Run Forrest Run !
At a young age the fictional Forrest had to walk with leg braces. When he encountered those bully kids that were throwing rocks at him because of his infirmities, he began to runaway from them to avoid not only the stoning, but the humiliation he was suffering in front of a female childhood school friend. Grasping her school books tightly, she cried "Run Forrest Run". His leg braces were cast-off as he began to run faster and faster away from the bullies, leaving them in a cloud of dust despite the fact they were on their bikes. Eventually he would run everywhere. And I mean everywhere. Never mind he was a naive, simpleton sort of fellow, he loved to run and oh could he run. Sitting on the porch one day when he was older, he just decided to run again, just a little ways at first. But it wasn't to be just a little ways, he decided to keep on going, all over the country, non-stop for two years, two months, 14 days and some 16 hours when finally in Monument Valley of Utah he decided he was tired now and was going home.
So it is that during his journey to just run, Forrest Gump ran from the 107 year-old Santa Monica Pier on the Pacific Ocean, cross country to the Marshall Point Lighthouse in Port Clyde Maine on the Atlantic Ocean. While the movie was filmed here in 1993 and was released in 1994, the original lighthouse dates back to 1832.
The 20 foot tall, 1832 version of the lighthouse here was set too far back from the water's edge and shoddily made of rubble stone and did not last. So in 1858, it was rebuilt out to the ocean's edge as far as possible on the St. George Peninsula overlooking Penobscot Bay. It was established to light the entrance to Port Clyde Harbor, a thriving port at the time, exporting lumber, granite and fish. The rebuilt tower is the present day lighthouse and is 31 feet tall and built of a granite foundation and white-washed brick with a 5 sided cast iron lantern having a fifth-order Fresnel lens that showed a fixed white light. The elevated wooden walkway extending out to the lighthouse was also covered with a wooden structure but was later removed. In 1895 the keeper's house was destroyed by lightning and a new house built which is the one that stands today. Automated in 1971, the house and lighthouse stood neglected for many years until restoration began in 1986.

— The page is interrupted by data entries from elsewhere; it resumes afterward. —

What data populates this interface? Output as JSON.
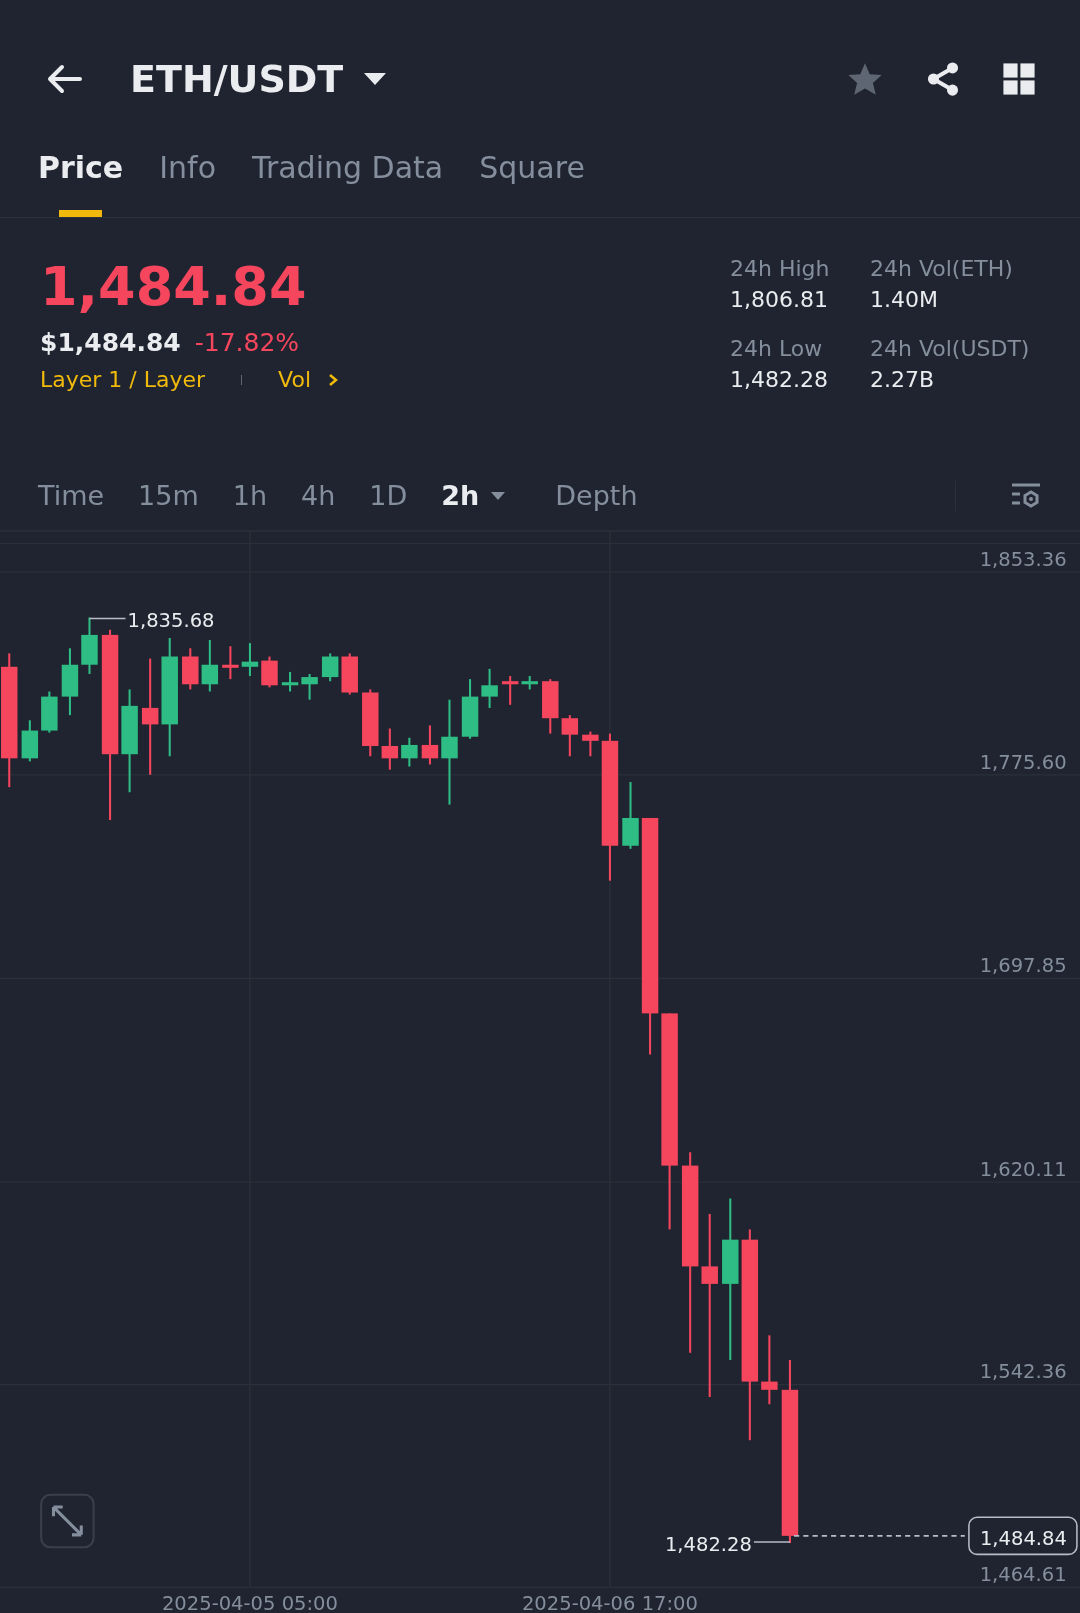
{
  "header": {
    "pair": "ETH/USDT",
    "favorite": false
  },
  "tabs": [
    {
      "label": "Price",
      "selected": true
    },
    {
      "label": "Info",
      "selected": false
    },
    {
      "label": "Trading Data",
      "selected": false
    },
    {
      "label": "Square",
      "selected": false
    }
  ],
  "price": {
    "last": "1,484.84",
    "usd": "$1,484.84",
    "change": "-17.82%",
    "tags": [
      "Layer 1 / Layer",
      "Vol"
    ]
  },
  "stats": [
    {
      "label": "24h High",
      "value": "1,806.81"
    },
    {
      "label": "24h Vol(ETH)",
      "value": "1.40M"
    },
    {
      "label": "24h Low",
      "value": "1,482.28"
    },
    {
      "label": "24h Vol(USDT)",
      "value": "2.27B"
    }
  ],
  "intervals": [
    {
      "label": "Time",
      "selected": false
    },
    {
      "label": "15m",
      "selected": false
    },
    {
      "label": "1h",
      "selected": false
    },
    {
      "label": "4h",
      "selected": false
    },
    {
      "label": "1D",
      "selected": false
    },
    {
      "label": "2h",
      "selected": true,
      "kind": "dropdown"
    },
    {
      "label": "Depth",
      "selected": false
    }
  ],
  "chart": {
    "price_axis": [
      "1,853.36",
      "1,775.60",
      "1,697.85",
      "1,620.11",
      "1,542.36",
      "1,464.61"
    ],
    "time_axis": [
      "2025-04-05 05:00",
      "2025-04-06 17:00"
    ],
    "high_marker": "1,835.68",
    "low_marker": "1,482.28",
    "last_price_tag": "1,484.84"
  }
}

For a total of 45 years, from 1874 until 1919, a Civil War veteran by the name of Charles Clement Skinner served as the keeper. In the records of the U.S. Lighthouse Service, this is the longest tenure of service at the same lighthouse in U.S. history. He and his wife lived here with their 6 children, one son and five daughters. In their latter years, the two youngest daughters lived in a house in nearby Warren that their father had originally built. They both attended the restoration ceremony of the keepers house in 1990. The youngest lived to 102 years of age.
The sunny day was beautiful when this photo was taken, no one else around and with perfect scenery. The camera is a Nikon D800 with a 24-70mm lens, set at 24mm to get the full breadth of the scene from the porch of the keeper's house looking southeast out toward the lighthouse and Muscongus Bay , handheld, f/16 at 1/50s, no filters, ISO 200 in full matrix focus.